Watch What Happens- NEWSIES From Screen to Stage!
NEWSIES plays its final performance on Broadway this coming Sunday, August 24, but BroadwayWorld (and the rest of New York, we hope) isn't ready to let the musical leave just yet! All this week we're bringing you snapshots from the NEWSIES "paper route" -- from the movie to how the show got to the Great White Way, to the show's still-burgeoning fandom, and its award-winning cast and creative team.
NEWSIES features a Tony Award-winning score with music by eight-time Academy Award winner Alan Menken and lyrics by Jack Feldman, with a book by four-time Tony Award winnerHarvey Fierstein. Produced by Disney Theatrical Productions, NEWSIES is directed by Tony nominee Jeff Calhoun and choreographed by Christopher Gattelli, who won a 2012 Tony Award for his work.
In honor of the beloved show's final week of performances, BWW is taking a look back at some of the biggest changes made from screen to stage.
For the most part, the same ragtag band of newsboys make up the core of both the movie and musical, but most die-hard Fansies can easily point out the biggest changes made to the character list between 1992 and 2012.
Sarah: Jack's love interest and Davey/Les' sister from the film was removed completely from the musical to make room for a new heroine. With no big songs or major cinematic moments, it was no major loss.
Denton: Played by Bill Pullman in the movie, the New York Sun Reporter had some lovely moments with the boys during "King of New York" and its surrounding scenes, but he too was removed from the story.
Katherine: Perhaps the biggest addition of Harvey Fierstein's updated book, she fills the void of the previous two characters. A young girl with a secret, she's determined to be taken seriously in a man's world.
Mr. & Mrs. Jacobs: Both are minor characters in the movie, but appearances from Davey and Les' parents were deemed unnecessary to the updated plot.
Patrick's Mother: A Fansies favorite character- she unfortunately doesn't make an appearance in the Broadway musical, but she certainly left a major impression considering her camera time!
Alan Menken and Jack Feldman worked hard at perfecting their tunes from the film for the stage. Most of the songs have at least slightly-changed lyrics, added dance breaks, or have been reworked entirely (check out an example below). Lost songs include "My Lovey Dovey Baby," and "High Times, Hard Times," while added gems include "The Bottom Line," "That's Rich," "Don't Come A-Knocking," "I Never Planned on You," "Watch What Happens," "Brooklyn's Here," and "Something to Believe In."
Both versions of the story are inspired by the real-life 'Newsboy Strike of 1899,' when newsboy Kid Blink led a band of orphan and runaway newsies on a two-week-long action against Pulitzer, Hearst and other powerful newspaper publishers. The film runs about an hour and a half, while the musical lasts for two hours and twenty minutes, so some significant changes were made.
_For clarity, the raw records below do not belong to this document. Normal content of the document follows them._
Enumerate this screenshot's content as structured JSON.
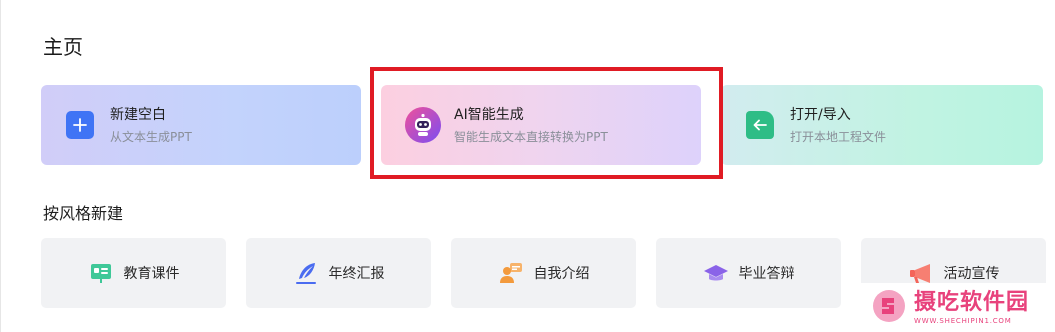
{
  "page": {
    "title": "主页"
  },
  "cards": {
    "new_blank": {
      "title": "新建空白",
      "subtitle": "从文本生成PPT",
      "icon": "plus-icon"
    },
    "ai_generate": {
      "title": "AI智能生成",
      "subtitle": "智能生成文本直接转换为PPT",
      "icon": "robot-icon"
    },
    "open_import": {
      "title": "打开/导入",
      "subtitle": "打开本地工程文件",
      "icon": "file-import-icon"
    }
  },
  "styles_section": {
    "title": "按风格新建",
    "items": [
      {
        "label": "教育课件",
        "icon": "presentation-board-icon"
      },
      {
        "label": "年终汇报",
        "icon": "feather-pen-icon"
      },
      {
        "label": "自我介绍",
        "icon": "person-card-icon"
      },
      {
        "label": "毕业答辩",
        "icon": "graduation-cap-icon"
      },
      {
        "label": "活动宣传",
        "icon": "megaphone-icon"
      }
    ]
  },
  "watermark": {
    "title": "摄吃软件园",
    "url": "WWW.SHECHIPIN1.COM"
  },
  "colors": {
    "highlight": "#e01b24",
    "accent_blue": "#3f74f5",
    "accent_green": "#2ebd86",
    "watermark": "#e8427c"
  }
}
Jack the painter: In the musical, Jack is able to put his thoughts to paper and express his frustrations with society through his artwork. Jack creates backdrops for his good friend Medda and that gives him the resources to paint for himself as well.
Brooklyn's Here: Jack and company never take the trip to Brooklyn to meet with Spot Conlon in the musical. Instead, the dreaded Brooklyn newsies make an appearance towards the middle of Act 2.
So long, Crutchie: Unlike the film, Jack and Davey never try to rescue Crutchie from the Refuge. After he is apprehended, he doesn't make another appearance until the end of Act 2.
The outcome: Without giving anything away, there is more of a compromise at the end of the musical between Pulitzer and the Newsies than an outright victory.